This write up would be incomplete without mention of the Road of Death. Yes, we did travel on this notorious road en route back to La Paz. Often referred to as the most dangerous road in the world, I can tell you I have been on worse, and hairier road trips on origin – a drive in Ecuador with a crazed Italian driver comes to mine–but I have been on few with the dramatic views and scenery we experienced on this day. The Road of Death is not as dangerous as it used to because other routes have been constructed connecting La Paz with Coroico. Prior to the construction of a “safer” alternative route a couple years ago, 200-300 people would die every year on this road.
Luckily, we did not see much traffic the day we traveled it so the driver was enjoyable. Actually, most of the traffic we saw were support vans for biking tours. I am sure, btw, biking the El Camino de la Muerte seems like a good idea when you are planning a trip to Bolivia using a guidebook and checking out cool pictures on the internet. I can tell you, though, the look on some of the faces of the tourists who where careening past on mountain bikes in the opposite direction certainly did not seem to say, “Wow, this was a great idea. I am so glad I am risking my life right now. ”
And a write up of Bolivia would not be complete without at least a mention of the Cocoa industry. As many are aware, cocoa production is legal for tea and for chew. But, cocoa production in Bolivia is currently out of control and much is going towards illegal cocaine production. This is the first time I had seen an abundance of cocoa farms –everywhere we went. Unfortunately, the increased cocoa production is having an impact of the coffee industry. Many coffee farms are now having difficulty finding labor during the harvest season as the cocoa farmers are paying more money and offering an easier job to those needing work, leading to poor harvesting of coffee and higher costs for the farmer.

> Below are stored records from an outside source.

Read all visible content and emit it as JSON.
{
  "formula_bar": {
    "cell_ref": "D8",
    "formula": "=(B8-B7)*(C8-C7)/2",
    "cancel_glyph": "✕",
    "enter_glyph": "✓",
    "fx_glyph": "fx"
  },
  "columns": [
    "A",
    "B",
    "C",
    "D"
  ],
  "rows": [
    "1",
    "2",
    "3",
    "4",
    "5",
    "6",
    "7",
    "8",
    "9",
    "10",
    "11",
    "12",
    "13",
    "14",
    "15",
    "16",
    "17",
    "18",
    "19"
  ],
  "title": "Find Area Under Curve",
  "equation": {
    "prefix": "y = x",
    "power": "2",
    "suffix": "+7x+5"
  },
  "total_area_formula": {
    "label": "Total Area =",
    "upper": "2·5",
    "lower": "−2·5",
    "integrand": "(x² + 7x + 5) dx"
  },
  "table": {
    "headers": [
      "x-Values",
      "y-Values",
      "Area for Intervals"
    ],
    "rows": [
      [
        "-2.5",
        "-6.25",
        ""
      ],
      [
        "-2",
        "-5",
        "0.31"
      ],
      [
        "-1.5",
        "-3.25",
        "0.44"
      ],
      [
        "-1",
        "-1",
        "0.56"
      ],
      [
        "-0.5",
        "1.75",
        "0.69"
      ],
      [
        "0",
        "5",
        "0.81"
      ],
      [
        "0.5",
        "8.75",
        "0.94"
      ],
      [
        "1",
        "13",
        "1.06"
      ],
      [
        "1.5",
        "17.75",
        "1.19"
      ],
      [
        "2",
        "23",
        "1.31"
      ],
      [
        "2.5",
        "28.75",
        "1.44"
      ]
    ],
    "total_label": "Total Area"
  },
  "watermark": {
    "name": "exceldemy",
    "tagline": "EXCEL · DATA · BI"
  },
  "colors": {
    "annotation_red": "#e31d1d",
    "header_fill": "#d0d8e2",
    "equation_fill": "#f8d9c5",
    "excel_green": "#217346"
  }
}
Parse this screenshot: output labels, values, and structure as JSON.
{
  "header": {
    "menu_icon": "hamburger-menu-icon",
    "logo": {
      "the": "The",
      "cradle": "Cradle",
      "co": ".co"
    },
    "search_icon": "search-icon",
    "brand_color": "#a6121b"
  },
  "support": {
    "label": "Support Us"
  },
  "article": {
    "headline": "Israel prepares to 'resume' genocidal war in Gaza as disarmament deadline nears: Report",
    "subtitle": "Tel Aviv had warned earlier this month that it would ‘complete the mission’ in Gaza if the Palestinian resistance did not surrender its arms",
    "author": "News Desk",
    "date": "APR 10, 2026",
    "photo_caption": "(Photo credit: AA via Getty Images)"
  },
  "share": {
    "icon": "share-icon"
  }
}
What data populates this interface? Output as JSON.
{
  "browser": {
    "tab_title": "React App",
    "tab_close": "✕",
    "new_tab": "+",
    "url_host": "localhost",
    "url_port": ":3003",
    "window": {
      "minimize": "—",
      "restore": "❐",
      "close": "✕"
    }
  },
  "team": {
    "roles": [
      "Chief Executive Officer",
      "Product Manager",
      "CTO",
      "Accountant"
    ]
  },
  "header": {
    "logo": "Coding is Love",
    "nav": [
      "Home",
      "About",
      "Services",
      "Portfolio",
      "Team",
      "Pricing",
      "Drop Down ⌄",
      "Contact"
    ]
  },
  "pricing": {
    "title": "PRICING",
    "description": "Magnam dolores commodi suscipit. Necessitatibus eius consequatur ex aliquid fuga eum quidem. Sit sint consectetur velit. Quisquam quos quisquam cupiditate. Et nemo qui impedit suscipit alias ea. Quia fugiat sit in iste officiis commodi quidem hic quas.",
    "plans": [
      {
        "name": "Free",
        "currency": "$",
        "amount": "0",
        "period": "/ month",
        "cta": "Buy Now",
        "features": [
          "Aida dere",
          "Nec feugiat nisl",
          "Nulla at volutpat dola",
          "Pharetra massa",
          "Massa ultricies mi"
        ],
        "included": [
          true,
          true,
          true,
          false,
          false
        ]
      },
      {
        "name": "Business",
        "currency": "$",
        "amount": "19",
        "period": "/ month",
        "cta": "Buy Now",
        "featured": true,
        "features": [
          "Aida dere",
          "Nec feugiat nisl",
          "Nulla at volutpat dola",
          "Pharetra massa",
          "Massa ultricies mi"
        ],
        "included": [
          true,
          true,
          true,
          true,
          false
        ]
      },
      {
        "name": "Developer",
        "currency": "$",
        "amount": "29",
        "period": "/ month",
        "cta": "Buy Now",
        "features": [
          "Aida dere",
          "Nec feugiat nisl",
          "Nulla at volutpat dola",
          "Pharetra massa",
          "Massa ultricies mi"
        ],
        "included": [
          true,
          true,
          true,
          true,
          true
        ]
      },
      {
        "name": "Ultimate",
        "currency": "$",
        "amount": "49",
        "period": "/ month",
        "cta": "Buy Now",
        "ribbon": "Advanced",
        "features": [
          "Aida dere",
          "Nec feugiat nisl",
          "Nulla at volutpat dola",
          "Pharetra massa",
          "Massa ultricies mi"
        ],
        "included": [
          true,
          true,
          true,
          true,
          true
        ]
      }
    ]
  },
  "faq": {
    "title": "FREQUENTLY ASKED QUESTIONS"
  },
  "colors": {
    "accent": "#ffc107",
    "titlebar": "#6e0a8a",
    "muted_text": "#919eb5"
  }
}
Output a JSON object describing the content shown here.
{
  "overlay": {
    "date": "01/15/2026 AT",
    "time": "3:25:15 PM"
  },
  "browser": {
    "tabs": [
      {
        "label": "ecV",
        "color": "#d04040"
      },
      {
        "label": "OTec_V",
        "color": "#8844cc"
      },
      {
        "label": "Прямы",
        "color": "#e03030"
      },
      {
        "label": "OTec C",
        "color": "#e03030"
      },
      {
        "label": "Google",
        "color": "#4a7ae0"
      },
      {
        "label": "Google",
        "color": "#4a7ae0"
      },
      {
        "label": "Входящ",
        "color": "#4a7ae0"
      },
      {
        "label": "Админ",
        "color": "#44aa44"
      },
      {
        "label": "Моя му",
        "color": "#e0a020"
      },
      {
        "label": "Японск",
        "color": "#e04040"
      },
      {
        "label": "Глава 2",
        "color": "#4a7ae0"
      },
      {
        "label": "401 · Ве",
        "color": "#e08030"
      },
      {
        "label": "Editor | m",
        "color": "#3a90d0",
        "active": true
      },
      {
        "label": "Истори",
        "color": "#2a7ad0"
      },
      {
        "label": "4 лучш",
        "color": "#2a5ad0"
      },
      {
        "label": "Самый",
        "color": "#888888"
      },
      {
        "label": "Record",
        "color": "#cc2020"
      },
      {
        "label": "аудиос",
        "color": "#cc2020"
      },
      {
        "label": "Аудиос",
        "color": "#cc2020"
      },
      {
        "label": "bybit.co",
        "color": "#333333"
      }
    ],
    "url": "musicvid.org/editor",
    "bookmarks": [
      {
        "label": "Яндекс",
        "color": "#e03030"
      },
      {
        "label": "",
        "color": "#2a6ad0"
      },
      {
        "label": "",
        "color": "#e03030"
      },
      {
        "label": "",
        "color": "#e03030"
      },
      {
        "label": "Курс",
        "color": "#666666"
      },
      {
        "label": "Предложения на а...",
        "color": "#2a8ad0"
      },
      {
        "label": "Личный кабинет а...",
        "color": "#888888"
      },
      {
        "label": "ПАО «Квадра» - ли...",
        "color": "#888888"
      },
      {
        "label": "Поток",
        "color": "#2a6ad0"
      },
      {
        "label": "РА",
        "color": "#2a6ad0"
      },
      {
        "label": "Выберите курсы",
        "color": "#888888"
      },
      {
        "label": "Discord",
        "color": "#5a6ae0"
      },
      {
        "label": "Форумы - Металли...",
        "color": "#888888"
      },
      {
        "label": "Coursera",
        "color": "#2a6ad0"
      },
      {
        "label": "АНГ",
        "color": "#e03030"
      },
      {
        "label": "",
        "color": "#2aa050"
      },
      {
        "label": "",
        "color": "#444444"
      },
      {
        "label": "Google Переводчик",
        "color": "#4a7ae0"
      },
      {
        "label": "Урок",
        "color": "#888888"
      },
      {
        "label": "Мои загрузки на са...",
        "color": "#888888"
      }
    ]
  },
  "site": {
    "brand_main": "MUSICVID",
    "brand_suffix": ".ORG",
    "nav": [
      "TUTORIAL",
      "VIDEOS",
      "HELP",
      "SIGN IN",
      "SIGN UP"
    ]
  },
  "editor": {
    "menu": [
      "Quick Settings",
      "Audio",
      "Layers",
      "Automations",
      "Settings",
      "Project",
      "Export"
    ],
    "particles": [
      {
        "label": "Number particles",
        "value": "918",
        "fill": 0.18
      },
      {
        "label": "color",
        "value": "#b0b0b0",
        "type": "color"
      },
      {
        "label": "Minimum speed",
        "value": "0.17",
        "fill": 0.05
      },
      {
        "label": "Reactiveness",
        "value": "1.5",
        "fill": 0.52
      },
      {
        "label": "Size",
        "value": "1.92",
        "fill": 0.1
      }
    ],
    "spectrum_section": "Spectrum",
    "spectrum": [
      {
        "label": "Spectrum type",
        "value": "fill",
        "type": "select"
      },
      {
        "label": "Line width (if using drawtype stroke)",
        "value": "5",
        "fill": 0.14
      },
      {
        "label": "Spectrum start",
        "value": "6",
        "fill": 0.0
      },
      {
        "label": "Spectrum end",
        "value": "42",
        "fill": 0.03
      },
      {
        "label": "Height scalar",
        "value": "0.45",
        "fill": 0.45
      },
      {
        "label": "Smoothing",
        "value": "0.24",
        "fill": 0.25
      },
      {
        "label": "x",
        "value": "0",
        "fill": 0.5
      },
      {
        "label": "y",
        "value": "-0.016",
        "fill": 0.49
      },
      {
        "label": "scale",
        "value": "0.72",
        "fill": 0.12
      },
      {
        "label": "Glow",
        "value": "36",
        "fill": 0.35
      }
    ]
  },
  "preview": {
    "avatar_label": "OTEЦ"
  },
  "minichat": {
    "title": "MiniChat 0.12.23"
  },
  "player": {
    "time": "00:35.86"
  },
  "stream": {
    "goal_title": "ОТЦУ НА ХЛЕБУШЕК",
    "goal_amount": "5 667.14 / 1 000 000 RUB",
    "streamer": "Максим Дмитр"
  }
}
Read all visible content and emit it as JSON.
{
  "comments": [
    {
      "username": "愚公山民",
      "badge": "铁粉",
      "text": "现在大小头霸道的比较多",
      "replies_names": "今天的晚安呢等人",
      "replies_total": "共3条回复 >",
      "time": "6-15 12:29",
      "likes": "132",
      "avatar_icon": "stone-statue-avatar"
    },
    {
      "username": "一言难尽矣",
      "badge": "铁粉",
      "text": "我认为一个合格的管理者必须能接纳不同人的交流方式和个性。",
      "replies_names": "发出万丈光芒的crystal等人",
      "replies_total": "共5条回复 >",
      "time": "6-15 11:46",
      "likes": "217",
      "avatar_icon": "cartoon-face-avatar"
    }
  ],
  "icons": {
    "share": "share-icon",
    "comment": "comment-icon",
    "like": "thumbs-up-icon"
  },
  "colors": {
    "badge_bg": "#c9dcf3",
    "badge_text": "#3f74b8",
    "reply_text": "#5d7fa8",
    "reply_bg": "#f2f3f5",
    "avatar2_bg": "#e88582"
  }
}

Bolivia is not an easy country when it comes to establishing direct relationships with farmers. Unlike, Guatemala, for example, the infa-structure for coffee is not as advanced. Add that Bolivia is land-locked without a port, and moving coffee out of the country can be difficult and more expensive as well. This year, it took a bit longer to actually get our coffee here. But, we think it is worth the investment on our part. Great coffee from Bolivia can be as good as any of the major coffee-growing countries and things will get easier. Each origin trip is a learning experience and we hope to feature coffee from Bolivia for years to come. The shipment of coffee arrived today at BRCR and we will be roasting it next week.
Bird Rock Coffee Roasters :: September 25, 2011
Happening today! Thanks to your help, we raised $240 for this event by giving back via our sales of our Bird Rock Blend.
“Begun in 1987 as the “Walk for Life,” AIDS Walk & Run is a San Diego community tradition that has spanned more than two decades. The event is produced to provide an opportunity for corporate partners, foundations, businesses, families, individuals, healthcare partners, and all local HIV/AIDS service providers to work together as a community to ensure funding for services that the men, women, children and families living with HIV/AIDS desperately need.”
For more details about the event, please visit